Jane Coaston hates the phrase “the Black community.” The 33-year-old journalist always jokes about her next “Black community meeting,” mocking the idea that she and millions of other Americans are a monolithic group that might convene regularly on Zoom. Coaston’s point is that Black people are individuals, even if they’re often not seen that way. “We expect a level of heterogeneity among White people that communities of color aren’t granted,” she says.

Coaston’s own individuality should be unmistakable, particularly among her left-leaning media peers in heavily Democratic D.C. The former political reporter for Vox and MTV is a registered Libertarian who got her start in right-leaning college media and professes “a healthy skepticism of state power.” She also happens to be a happily married queer person, a former speechwriter for the Human Rights Campaign, a churchgoing Christian and a fitness buff who works out roughly twice a day. In November, she joined the New York Times, where she hosts the paper’s relaunched opinion podcast “The Argument.”

In her new role, Coaston says she aims to “add a lot of external viewpoints that maybe haven’t been as well represented on the show, because it has been very much about the left, right and center perspectives that are featured at the Times largely.”

The D.C. resident made her name as a beat reporter covering the multifaceted American right — understanding that, as she puts it, conservatism is “an ideology whose own adherents debate what it is.” (This is especially true since Donald Trump arrived on the scene.) But other ideologies are no less ripe for exploration or interrogation, especially for someone with her politics. Robby Soave, a senior editor at the libertarian magazine Reason, says he’s seen her “productively challenge liberal assumptions, in the way libertarians tend to do.”

Coaston grew up in Cincinnati. She describes her parents as “union Democrats” who “were giant hippies” — her father a Black librarian, her mother a White woman who has worked with neglected and abused children. Her grandfather served in the only Black U.S. Army unit to land on the beaches on D-Day. Her grandmother, whose childhood home was burned down by the Ku Klux Klan, was one of the first Black people to work at the Pentagon and desegregated the church Coaston’s family attended.

“My politics were shaped by the fact that I grew up in a very liberal family in a very conservative area,” Coaston says. “That’s why I’ve always been so interested in understanding why other people think the way they do. I was on such an ideological island with my family, where we were very strange, and yet my parents thought Republicans were very strange.”

She ventured far off her ideological island at the University of Michigan, where she edited the Michigan Review, a libertarian paper supported by the right-leaning Collegiate Network — despite the fact that she wasn’t a libertarian in those days. “I thought [the Review] would be a good place to learn to write persuasively, because I’d be surrounded by people who didn’t think the same way I did,” she says.

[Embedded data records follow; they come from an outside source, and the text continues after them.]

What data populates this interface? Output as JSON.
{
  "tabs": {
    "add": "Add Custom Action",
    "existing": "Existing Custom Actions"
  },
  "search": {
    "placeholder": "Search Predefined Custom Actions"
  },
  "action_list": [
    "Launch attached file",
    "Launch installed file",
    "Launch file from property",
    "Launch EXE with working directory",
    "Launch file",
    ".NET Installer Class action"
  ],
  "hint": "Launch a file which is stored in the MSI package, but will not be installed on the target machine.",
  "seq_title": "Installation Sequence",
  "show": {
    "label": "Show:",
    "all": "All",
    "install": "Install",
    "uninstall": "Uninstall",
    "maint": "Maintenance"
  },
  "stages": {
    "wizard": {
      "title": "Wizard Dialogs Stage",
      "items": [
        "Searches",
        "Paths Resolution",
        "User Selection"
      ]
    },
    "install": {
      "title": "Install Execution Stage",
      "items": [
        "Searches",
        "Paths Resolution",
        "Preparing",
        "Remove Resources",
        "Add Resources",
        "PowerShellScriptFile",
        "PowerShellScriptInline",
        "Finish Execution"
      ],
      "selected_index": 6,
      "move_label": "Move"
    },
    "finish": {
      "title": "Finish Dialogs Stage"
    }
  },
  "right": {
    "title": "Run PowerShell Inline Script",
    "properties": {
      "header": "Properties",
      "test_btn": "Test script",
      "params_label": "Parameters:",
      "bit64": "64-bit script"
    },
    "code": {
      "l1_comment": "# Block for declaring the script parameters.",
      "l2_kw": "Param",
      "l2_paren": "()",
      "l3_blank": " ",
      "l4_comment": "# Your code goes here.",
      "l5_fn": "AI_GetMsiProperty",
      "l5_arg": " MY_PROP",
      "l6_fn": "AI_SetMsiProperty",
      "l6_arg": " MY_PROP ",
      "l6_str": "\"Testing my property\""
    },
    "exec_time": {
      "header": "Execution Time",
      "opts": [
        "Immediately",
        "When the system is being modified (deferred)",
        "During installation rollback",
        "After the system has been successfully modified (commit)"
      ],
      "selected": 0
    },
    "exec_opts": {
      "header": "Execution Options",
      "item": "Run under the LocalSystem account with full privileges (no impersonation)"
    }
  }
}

But over the years, she gradually became more libertarian in her politics.

On “The Argument,” Coaston hopes to model persuasion — and an openness to being persuaded — as well as disagreement rooted in good-faith engagement. She says there’s too much bad-faith performative posturing in arguments about politics today. Americans often get a distorted view of politics they don’t share, which she likens to the misleading shadows cast by the burning fire in Plato’s allegory of the cave.

Coaston is under no illusion that argument necessarily leads to persuasion even when it’s done well, and she doesn’t fetishize agreement or national unity. “We can better understand each other without seeking a commonality I don’t know if we’ve ever really had,” she says. “Commonality has generally existed in this country when you just quietly shut some people in a drawer.”

But she does think improved argument can lead to people being more informed about difference — to Americans “looking at the flames, not the shadows.” Coaston is good at explaining the nuances of difference, including around questions of race. “Racism has played a role in the growth of conservatism,” she observes, “but that leaves out the fact that many African Americans espouse conservative viewpoints,” even those who support Democrats. Her knowledge of these issues lets her intricately parse the distinctions between “neocons,” “paleocons” and “tradcons” — or argue that, notwithstanding the Trump phenomenon, “there is no such thing as Trumpism.”

Coaston’s coverage of conservatism won her respect on the right. “She’s had a well-deserved meteoric rise,” says Soave, a fellow Michigan grad who worked at the Michigan Daily around the time Coaston was at the Review. “There are very few people who write about conservatives and conservative media who are liked and respected by people in conservative media, and she’s certainly one of those. She’s such a fair-minded and independent thinker.”

Her politics reflect that independent thinking. She’s skeptical of gun restrictions, in part because she believes they’re enforced unfairly against Black Americans. She notes that “much of the early gun-control movement was aimed at controlling the guns of African Americans and not the guns of other people.” She generally believes America needs fewer laws.

Yet Coaston is at peace with the idea that her fellow Washingtonians — and fellow Americans — won’t agree with her on everything. “The great thing about this country,” she says, “is it’s always had the capacity to contain great multitudes.”

Graham Vyse is a contributing writer for the magazine and an associate editor for the Signal.